West to reap €50m windfall as punters head for races
THE western economy is in line for a €50m-plus boost from Galway's seven-day racing festival which gets under way later today.
Up to 150,000 punters are expected to check in through the Ballybrit turnstiles between this evening's opening session and the last race on Sunday.
The massive crowds will once again put a smile on the faces of the bookmakers who rely on Galway Race Week for their busiest–and most lucrative–meeting of the year, with punters expected to gamble up to €14m.
Throughout the weekend the crowds were streaming into the City of the Tribes, with hotel rooms at a premium, even into Connemara.
Accommodation in Galway during the week will cost an average of €162 per night, according to hotel-search website Trivago.
The most expensive day to book during the racing carnival is, not surprisingly, Ladies Day on Thursday, when one night will cost an average of €211.

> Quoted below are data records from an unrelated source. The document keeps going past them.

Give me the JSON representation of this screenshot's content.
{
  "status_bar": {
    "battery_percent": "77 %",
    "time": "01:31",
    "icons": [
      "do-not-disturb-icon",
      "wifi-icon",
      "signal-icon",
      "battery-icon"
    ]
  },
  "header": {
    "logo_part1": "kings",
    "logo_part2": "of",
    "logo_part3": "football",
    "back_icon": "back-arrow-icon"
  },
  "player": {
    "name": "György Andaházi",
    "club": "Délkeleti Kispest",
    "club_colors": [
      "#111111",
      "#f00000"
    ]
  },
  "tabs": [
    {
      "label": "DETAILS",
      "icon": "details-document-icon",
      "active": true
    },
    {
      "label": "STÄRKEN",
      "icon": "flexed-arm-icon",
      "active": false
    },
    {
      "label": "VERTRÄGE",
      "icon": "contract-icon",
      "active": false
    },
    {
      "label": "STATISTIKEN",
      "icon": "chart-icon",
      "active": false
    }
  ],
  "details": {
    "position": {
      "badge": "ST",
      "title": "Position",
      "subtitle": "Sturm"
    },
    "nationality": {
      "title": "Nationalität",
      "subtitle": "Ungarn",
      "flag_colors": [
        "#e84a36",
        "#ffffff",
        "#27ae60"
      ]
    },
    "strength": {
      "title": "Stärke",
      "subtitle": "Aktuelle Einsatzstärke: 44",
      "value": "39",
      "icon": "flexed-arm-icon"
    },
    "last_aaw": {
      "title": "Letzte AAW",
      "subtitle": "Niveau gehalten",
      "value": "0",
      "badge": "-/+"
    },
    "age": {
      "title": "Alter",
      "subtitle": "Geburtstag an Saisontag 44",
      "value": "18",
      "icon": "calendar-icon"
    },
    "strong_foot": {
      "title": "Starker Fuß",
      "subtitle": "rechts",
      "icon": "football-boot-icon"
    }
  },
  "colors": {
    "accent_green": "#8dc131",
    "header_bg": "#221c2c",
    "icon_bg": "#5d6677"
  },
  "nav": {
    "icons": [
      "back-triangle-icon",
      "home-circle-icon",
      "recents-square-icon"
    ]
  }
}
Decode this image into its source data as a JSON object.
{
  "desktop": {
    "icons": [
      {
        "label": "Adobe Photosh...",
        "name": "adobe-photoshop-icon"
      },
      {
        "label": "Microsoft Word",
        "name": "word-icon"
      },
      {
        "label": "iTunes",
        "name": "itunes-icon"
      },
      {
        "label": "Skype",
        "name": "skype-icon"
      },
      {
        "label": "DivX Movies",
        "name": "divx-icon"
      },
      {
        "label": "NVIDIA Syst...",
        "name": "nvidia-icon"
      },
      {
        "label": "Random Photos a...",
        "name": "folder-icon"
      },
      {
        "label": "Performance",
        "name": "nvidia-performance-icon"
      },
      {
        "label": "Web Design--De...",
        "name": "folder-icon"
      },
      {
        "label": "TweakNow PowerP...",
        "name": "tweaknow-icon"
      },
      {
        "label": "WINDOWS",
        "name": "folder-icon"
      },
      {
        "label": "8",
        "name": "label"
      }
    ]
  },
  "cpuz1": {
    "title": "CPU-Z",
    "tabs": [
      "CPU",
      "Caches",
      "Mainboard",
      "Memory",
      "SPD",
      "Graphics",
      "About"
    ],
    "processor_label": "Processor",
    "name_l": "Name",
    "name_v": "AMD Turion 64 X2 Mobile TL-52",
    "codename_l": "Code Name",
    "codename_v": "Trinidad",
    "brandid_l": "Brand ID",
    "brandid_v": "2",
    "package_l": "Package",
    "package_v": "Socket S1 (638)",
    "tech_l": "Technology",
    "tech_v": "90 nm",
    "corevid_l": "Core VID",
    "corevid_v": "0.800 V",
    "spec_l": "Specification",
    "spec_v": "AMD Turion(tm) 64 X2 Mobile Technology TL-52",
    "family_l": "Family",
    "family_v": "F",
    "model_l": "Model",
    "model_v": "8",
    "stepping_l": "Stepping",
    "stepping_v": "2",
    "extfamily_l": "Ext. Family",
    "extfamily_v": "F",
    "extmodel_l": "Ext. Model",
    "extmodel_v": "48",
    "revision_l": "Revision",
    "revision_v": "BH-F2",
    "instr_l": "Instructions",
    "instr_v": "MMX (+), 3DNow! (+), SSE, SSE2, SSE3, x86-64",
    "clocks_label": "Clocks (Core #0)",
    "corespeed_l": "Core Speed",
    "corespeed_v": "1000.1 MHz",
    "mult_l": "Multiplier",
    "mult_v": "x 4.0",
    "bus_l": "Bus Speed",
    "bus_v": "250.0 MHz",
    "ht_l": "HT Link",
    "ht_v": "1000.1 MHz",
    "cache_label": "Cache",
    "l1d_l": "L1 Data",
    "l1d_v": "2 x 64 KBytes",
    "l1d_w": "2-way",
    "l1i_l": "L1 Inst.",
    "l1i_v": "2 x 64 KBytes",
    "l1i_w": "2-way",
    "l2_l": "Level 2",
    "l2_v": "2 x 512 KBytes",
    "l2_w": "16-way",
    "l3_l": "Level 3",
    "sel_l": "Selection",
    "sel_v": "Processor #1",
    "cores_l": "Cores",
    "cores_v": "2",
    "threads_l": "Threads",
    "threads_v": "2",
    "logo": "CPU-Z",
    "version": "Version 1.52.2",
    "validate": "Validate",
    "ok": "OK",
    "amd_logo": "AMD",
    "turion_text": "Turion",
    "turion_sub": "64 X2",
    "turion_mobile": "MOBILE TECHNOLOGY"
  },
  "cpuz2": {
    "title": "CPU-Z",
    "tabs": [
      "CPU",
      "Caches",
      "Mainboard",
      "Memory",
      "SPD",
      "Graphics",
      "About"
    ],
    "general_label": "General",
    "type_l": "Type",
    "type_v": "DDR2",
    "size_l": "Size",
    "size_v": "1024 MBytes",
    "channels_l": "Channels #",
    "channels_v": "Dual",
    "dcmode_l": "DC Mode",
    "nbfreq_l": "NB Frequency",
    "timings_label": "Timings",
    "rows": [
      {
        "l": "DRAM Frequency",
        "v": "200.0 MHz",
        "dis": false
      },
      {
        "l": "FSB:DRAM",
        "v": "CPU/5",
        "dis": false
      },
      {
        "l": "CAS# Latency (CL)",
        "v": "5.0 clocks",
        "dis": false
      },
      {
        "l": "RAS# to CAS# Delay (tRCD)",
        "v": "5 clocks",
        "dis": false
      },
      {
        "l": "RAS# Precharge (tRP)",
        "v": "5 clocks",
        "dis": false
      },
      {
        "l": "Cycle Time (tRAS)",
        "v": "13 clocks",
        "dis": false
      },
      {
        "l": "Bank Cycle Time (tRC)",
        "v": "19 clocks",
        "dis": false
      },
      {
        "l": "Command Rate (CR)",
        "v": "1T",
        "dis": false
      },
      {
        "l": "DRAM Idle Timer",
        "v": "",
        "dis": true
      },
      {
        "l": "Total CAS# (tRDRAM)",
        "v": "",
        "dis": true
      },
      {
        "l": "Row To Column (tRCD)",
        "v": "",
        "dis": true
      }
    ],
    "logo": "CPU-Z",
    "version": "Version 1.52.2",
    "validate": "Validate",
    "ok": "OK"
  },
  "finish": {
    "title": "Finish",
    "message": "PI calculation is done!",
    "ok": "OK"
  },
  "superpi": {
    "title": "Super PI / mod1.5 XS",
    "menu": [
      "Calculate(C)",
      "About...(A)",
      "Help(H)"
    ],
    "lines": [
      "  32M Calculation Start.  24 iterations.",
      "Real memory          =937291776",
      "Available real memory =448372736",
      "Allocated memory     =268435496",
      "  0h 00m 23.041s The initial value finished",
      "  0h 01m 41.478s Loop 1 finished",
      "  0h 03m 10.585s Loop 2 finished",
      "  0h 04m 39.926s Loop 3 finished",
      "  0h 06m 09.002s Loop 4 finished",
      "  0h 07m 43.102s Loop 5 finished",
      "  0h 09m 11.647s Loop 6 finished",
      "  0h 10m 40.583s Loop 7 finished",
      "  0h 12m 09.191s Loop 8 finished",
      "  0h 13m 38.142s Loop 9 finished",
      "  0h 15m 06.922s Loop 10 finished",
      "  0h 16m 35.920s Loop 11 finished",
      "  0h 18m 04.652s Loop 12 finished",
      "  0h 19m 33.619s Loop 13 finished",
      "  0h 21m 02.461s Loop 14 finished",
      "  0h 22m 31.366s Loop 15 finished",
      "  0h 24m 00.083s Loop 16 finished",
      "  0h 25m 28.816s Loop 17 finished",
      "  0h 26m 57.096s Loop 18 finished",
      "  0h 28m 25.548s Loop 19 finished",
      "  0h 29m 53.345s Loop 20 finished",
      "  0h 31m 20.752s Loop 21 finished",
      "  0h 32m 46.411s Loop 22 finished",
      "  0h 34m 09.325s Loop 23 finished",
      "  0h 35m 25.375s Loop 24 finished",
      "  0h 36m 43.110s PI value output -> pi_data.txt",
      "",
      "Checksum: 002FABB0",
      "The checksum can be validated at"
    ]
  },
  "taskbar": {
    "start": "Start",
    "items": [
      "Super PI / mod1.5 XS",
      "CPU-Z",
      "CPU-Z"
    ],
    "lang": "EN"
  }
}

The most valuable National Hunt race to be run in Ireland this year, the €260,000 Galway Guinness Handicap Hurdle, will be the highlight on Ladies Day.
"All 52 races over the seven days of the festival will have a sponsor and the total prize fund will exceed €1.6m, which is quite an achievement in these challenging times," said race committee chairman, Terry Cunningham.
A report carried out in 2005 put a value of €60m on the worth of race week to the local economy.
Ticket sales are already up on last year, with racecourse management reporting corporate hospitality bookings up by about 30pc on 2012.